Colombo is like a throbbing pulse. Busy, bustling, and bursting at its seams. Nevertheless, this capital city is full of surprises; breathtaking, mysterious and fascinating.
Colombo is also home to four of the oldest and intriguing places of worship belonging to the four main religions in Sri Lanka, and I am on a journey with Arshad, my most learned guide, to discover the history and evolution that make these places so revered.
I start at Seema Malaka, the floating Buddhist monastery on one of Colombo’s oldest waterways, the Beira Lake. It is a sublime and serene surrounding where Buddhists come to meditate, offer flowers and light incense sticks.
Vastly ignored and hardly appreciated, the Nalanda Gedige, once the most central point in ancient Ceylon is a remarkable archaeological site with an interesting story, some fascinating carvings and historical significance.
According to former Commissioner of Archaeology, Prof.

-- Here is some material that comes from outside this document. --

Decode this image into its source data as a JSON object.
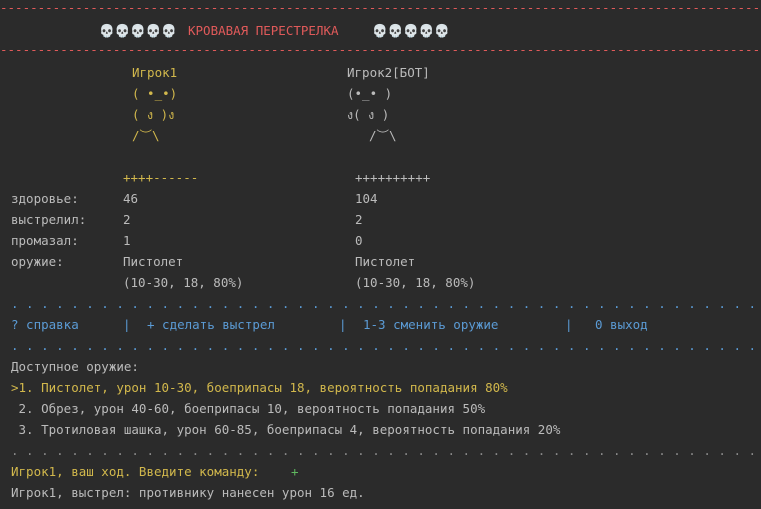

Senerath Paranavitana, there is inscriptional evidence that this was built during the 8th and 9th centuries as an ancient Hindu temple. The Dravidian-style (Pallava) architecture is dedicated to a Mahayana cult with Tantric learning. Subsequently, it is believed to have been used by Buddhist monks.

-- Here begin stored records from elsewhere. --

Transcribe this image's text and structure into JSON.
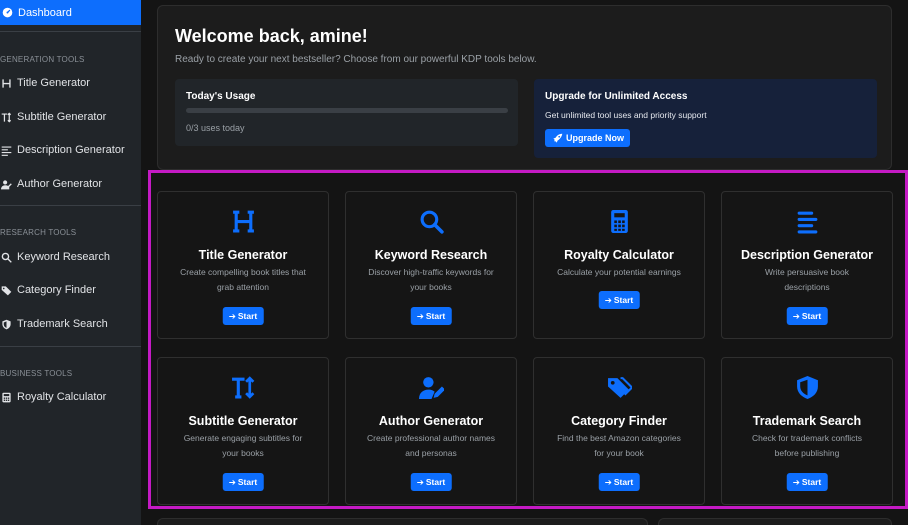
{
  "sidebar": {
    "dashboard": {
      "label": "Dashboard",
      "icon": "dashboard-icon"
    },
    "sections": [
      {
        "heading": "GENERATION TOOLS",
        "items": [
          {
            "label": "Title Generator",
            "icon": "heading-icon"
          },
          {
            "label": "Subtitle Generator",
            "icon": "text-height-icon"
          },
          {
            "label": "Description Generator",
            "icon": "align-left-icon"
          },
          {
            "label": "Author Generator",
            "icon": "user-pen-icon"
          }
        ]
      },
      {
        "heading": "RESEARCH TOOLS",
        "items": [
          {
            "label": "Keyword Research",
            "icon": "search-icon"
          },
          {
            "label": "Category Finder",
            "icon": "tags-icon"
          },
          {
            "label": "Trademark Search",
            "icon": "shield-icon"
          }
        ]
      },
      {
        "heading": "BUSINESS TOOLS",
        "items": [
          {
            "label": "Royalty Calculator",
            "icon": "calculator-icon"
          }
        ]
      }
    ]
  },
  "welcome": {
    "title": "Welcome back, amine!",
    "subtitle": "Ready to create your next bestseller? Choose from our powerful KDP tools below."
  },
  "usage": {
    "title": "Today's Usage",
    "count_text": "0/3 uses today",
    "progress": 0
  },
  "upgrade": {
    "title": "Upgrade for Unlimited Access",
    "description": "Get unlimited tool uses and priority support",
    "button": "Upgrade Now"
  },
  "tools": [
    {
      "title": "Title Generator",
      "desc": "Create compelling book titles that grab attention",
      "button": "Start",
      "icon": "heading-icon"
    },
    {
      "title": "Keyword Research",
      "desc": "Discover high-traffic keywords for your books",
      "button": "Start",
      "icon": "search-icon"
    },
    {
      "title": "Royalty Calculator",
      "desc": "Calculate your potential earnings",
      "button": "Start",
      "icon": "calculator-icon"
    },
    {
      "title": "Description Generator",
      "desc": "Write persuasive book descriptions",
      "button": "Start",
      "icon": "align-left-icon"
    },
    {
      "title": "Subtitle Generator",
      "desc": "Generate engaging subtitles for your books",
      "button": "Start",
      "icon": "text-height-icon"
    },
    {
      "title": "Author Generator",
      "desc": "Create professional author names and personas",
      "button": "Start",
      "icon": "user-pen-icon"
    },
    {
      "title": "Category Finder",
      "desc": "Find the best Amazon categories for your book",
      "button": "Start",
      "icon": "tags-icon"
    },
    {
      "title": "Trademark Search",
      "desc": "Check for trademark conflicts before publishing",
      "button": "Start",
      "icon": "shield-icon"
    }
  ],
  "colors": {
    "accent": "#0d6efd",
    "highlight_border": "#c41ac4",
    "sidebar_bg": "#212529"
  }
}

“Epic”. “Stunning”. “Awesome”. “Scenic”. “Asia’s Best”
These are just some of the adjectives used to describe the train ride from Colombo to Ella and a reason to find out for myself.
It is 5.55 a.m on this Friday morning when 35 like-minded friends and adventurers meet (and greet) at Colombo’s Fort Railway Station to catch the “Podimenike” train heading towards Badulla. The railway station is abuzz with activity as travelers’ scramble to get on board this ten-carriage train.
Three hours later we reach Kandy, and hereon, for the next six hours, is where the scenery changes into some of the most stunning sights one can experience on a train ride. At Rambukkana, the train begins its steep climb into the hills.
Visiting New York is exciting. At any time of the year. I’m in this city for a conference. Acer is launching its newest range of tech devices and I’ve flown all the way out here to be a part of this exciting event, happening at the Alice Tully Hall at Carnegie Hall.
Post event, I’m on my own to explore this city that never sleeps. It’s been a hectic week but here are some of my favourite memories from New York.
Last, but not least, I’m now in Denmark’s capital, Copenhagen. And as expected, it’s all about colourful homes, waterside cafes, boats and canals, and of course the inimitable mermaid. It is, I’m soon to find out, also one of the more expensive destinations I have been to.
But first, I have to check in to the Generator Hostel. I have to admit that this is the first time that I am staying at an actual hostel. Located smack bang in the center of the city on Kongens Nytorv, the Generator is buzzing…the vibe, the visitors and the visceral indulgences…all get a 10/10 from me.
Kongens Nytorv is a central old square and home to prominent institutions such as the Royal Theatre, the D’Angleterre Hotel and the Charlottenborg Academy. The square was constructed in 1908, is encircled by buildings on five sides, was paved with cobblestones in 1670, and the equestrian statue of Christian V on horseback was raised in 1688. It is the oldest equestrian statue and royal sculpture in Copenhagen.
OMG! This cruise ship is awesome. Silja Symphony really knows how to spoil a passenger. The cabins are small but so comfortable, the food is great, the entertainment is fabulous and the views are stunning. The ship has 13 decks (I was on deck 11), 986 passenger cabins and over 2500 passengers.
After an overnight trip (almost 20 hours in total), and some stunning early morning views of the sunset along with the Swedish archipelago comprising wooded islands, rocky cliffs, small cottages and piers and plenty of birds, I arrive at Stockholm Sweden.
I’m booked at the Castle House Inn. Located in the Old Town area that dates back to the Middle Ages, the hotel itself was once one of the oldest buildings in Stockholm. There is free all-day breakfast at the reception, lots of information on what to see and do, and the friendliest hosts I’ve met.